Chicken is safe to eat, despite an outbreak of salmonella on eight poultry farms, the Deputy Chief Veterinary Officer with the Department of Agriculture has said.

A cull of flocks at the farms has begun and the department is investigating the farms to identify the source of the infections, which were found in chickens destined for human consumption.

Salmonella is a bacteria that is considered a risk to public health, however detection of the disease means all birds on the eight farms will be culled and none will enter the food chain.

Speaking on RTÉ's Morning Ireland, Dr June Fanning said there is "nothing to be concerned about" and urged people to practice good kitchen hygiene.

"There are intensified controls in place and even the routine controls are there to prevent any infected birds entering the food chain," she said.

"There's nothing to be concerned about ... in the kitchen, the most important thing is that you don't have the risk of cross-contamination between raw and cooked products.

"It's your basic kitchen hygiene - washing your hands, don't wet or wash raw chicken, use different utensils. Cooking does kill the bacteria."

Dr Fanning said there is a national salmonella control programme in place and no broilers are allowed to go to the factory without having been tested for salmonella.

She said there are a number of different ways salmonella or other bugs can enter a flock, such as infected wild birds, contaminated equipment or rodents.

Biosecurity is the main defence, she said, adding that Ireland's poultry producers "are very good" at maintaining that.

She described the situation as "devastating" for the farmers involved and said the affected premises will need to be thoroughly cleaned, disinfected and swabbed.

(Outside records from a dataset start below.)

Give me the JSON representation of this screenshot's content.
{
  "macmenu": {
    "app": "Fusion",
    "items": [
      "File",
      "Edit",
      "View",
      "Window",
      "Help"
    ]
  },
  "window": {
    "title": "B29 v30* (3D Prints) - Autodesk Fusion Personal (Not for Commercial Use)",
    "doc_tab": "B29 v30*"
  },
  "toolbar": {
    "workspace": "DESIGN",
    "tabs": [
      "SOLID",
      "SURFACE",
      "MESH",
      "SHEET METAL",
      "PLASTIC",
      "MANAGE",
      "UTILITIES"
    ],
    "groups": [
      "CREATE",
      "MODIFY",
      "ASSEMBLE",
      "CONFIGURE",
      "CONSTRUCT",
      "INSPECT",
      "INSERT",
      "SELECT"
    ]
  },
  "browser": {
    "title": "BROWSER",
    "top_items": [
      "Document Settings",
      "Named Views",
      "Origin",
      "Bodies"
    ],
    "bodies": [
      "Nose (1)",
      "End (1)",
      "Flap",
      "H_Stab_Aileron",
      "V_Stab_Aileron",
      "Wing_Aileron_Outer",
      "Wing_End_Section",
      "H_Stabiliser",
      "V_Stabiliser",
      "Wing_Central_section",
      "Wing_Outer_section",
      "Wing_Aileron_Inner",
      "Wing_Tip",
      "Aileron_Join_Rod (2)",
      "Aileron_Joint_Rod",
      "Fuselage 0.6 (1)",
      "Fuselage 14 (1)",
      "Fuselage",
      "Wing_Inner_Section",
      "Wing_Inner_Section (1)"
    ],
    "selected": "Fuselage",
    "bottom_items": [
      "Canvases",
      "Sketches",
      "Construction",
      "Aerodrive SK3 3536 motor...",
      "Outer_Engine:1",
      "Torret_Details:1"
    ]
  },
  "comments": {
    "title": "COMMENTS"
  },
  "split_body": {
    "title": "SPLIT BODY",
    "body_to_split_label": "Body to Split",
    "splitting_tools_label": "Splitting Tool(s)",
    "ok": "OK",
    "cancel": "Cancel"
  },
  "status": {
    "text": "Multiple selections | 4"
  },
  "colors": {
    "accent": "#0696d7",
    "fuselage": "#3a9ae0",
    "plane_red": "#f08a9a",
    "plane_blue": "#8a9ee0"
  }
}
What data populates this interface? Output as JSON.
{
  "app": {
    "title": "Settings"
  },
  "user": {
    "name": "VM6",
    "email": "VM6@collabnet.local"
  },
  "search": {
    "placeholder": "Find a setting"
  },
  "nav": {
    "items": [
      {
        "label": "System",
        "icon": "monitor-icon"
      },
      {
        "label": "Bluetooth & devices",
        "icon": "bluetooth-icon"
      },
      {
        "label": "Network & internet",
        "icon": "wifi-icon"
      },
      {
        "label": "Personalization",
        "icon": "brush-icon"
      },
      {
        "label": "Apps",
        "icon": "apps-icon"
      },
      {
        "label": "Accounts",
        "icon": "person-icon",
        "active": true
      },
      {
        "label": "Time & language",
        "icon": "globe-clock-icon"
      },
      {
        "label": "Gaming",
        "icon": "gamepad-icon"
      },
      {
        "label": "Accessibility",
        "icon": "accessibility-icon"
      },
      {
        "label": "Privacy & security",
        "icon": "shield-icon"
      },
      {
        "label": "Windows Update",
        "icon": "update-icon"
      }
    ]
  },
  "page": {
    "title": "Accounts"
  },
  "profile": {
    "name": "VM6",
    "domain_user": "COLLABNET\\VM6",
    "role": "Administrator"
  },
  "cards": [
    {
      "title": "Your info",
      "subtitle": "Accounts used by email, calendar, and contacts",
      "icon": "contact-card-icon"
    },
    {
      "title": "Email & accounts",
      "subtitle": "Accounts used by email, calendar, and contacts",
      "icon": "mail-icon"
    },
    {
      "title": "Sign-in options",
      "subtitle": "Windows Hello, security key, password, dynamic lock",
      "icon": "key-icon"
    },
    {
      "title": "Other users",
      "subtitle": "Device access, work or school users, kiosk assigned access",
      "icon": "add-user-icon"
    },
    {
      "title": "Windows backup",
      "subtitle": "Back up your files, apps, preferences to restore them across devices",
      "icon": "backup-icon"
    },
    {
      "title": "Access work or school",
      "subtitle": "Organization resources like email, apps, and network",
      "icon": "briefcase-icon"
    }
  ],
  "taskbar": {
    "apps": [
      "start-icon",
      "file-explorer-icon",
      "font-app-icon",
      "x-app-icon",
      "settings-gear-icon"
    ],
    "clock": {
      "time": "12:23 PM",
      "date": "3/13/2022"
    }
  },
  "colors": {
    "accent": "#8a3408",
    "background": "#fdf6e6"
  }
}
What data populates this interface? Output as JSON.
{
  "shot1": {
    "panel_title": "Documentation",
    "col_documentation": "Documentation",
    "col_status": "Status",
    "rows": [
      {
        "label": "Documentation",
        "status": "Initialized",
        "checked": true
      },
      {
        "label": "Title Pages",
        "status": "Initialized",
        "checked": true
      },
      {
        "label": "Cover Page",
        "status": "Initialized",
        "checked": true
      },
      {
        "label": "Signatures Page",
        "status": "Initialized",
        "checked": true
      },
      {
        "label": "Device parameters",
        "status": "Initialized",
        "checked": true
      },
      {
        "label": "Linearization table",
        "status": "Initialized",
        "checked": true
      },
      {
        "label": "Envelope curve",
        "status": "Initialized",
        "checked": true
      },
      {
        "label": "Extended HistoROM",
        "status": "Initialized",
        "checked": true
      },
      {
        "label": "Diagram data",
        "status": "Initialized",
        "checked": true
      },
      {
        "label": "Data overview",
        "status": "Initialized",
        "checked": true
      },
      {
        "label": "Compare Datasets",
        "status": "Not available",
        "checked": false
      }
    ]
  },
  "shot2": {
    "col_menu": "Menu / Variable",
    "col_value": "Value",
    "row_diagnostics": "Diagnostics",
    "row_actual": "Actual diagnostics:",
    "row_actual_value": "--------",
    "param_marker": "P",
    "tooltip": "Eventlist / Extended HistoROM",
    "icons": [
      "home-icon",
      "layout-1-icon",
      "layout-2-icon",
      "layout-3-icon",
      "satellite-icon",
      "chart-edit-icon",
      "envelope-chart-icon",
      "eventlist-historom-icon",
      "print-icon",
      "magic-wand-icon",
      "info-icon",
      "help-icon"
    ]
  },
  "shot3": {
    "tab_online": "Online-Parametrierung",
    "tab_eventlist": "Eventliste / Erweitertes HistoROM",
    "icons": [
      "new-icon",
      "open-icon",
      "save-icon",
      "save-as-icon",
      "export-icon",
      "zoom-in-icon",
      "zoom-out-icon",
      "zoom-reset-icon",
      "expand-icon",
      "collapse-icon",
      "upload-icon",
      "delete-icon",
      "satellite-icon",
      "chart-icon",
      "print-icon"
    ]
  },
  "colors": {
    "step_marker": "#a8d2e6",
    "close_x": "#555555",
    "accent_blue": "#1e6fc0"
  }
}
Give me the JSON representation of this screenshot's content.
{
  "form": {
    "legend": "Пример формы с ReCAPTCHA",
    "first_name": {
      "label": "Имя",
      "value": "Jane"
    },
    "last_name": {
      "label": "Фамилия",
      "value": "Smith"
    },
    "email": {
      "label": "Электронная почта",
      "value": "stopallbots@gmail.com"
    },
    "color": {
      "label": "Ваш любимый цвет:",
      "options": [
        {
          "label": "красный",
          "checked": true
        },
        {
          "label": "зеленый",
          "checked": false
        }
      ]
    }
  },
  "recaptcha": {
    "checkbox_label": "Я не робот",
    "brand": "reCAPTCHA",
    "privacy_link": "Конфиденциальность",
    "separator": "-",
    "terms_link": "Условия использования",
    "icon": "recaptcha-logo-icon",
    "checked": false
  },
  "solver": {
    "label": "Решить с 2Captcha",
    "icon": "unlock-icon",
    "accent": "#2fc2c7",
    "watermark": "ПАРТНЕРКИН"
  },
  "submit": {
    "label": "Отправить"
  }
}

She also said there is no link between the salmonella outbreak and bird flu.

What is salmonella and how do you avoid it?